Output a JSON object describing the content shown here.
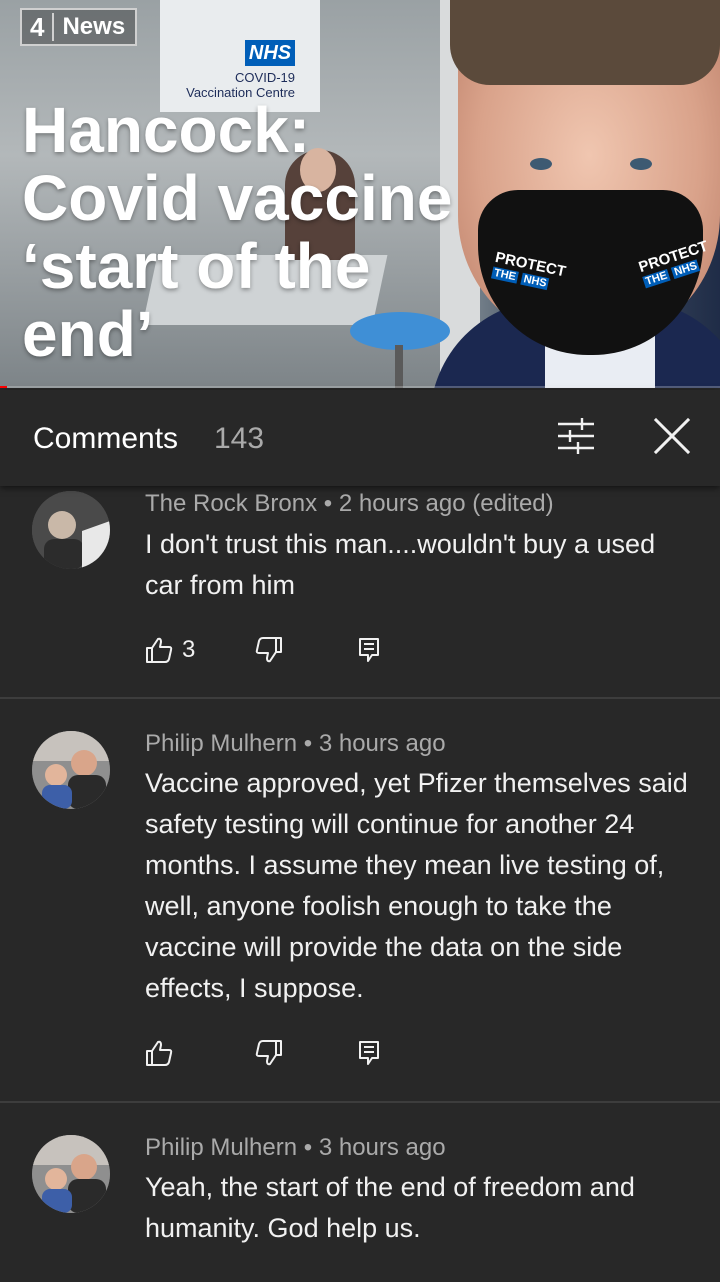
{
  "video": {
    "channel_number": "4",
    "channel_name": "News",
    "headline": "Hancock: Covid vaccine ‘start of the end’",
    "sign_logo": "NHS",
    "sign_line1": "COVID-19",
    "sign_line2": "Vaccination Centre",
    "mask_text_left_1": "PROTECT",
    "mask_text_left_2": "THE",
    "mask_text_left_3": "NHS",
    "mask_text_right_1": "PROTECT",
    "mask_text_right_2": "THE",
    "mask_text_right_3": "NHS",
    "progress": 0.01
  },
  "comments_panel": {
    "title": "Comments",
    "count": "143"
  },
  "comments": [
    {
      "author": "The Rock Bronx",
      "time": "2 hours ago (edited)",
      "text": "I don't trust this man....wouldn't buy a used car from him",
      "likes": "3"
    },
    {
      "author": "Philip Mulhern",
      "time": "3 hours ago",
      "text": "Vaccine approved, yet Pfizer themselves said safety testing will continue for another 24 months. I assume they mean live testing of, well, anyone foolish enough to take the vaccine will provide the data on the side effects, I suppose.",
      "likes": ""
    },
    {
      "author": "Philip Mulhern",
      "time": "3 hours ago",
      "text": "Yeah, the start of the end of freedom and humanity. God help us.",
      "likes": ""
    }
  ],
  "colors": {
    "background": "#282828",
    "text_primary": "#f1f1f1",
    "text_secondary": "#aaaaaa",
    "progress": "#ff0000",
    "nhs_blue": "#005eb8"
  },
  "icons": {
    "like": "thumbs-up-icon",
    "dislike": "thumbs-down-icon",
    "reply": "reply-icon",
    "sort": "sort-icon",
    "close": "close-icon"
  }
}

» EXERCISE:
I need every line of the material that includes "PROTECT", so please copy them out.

» SOLUTION TO THIS PROBLEM:
    "mask_text_left_1": "PROTECT",
    "mask_text_right_1": "PROTECT",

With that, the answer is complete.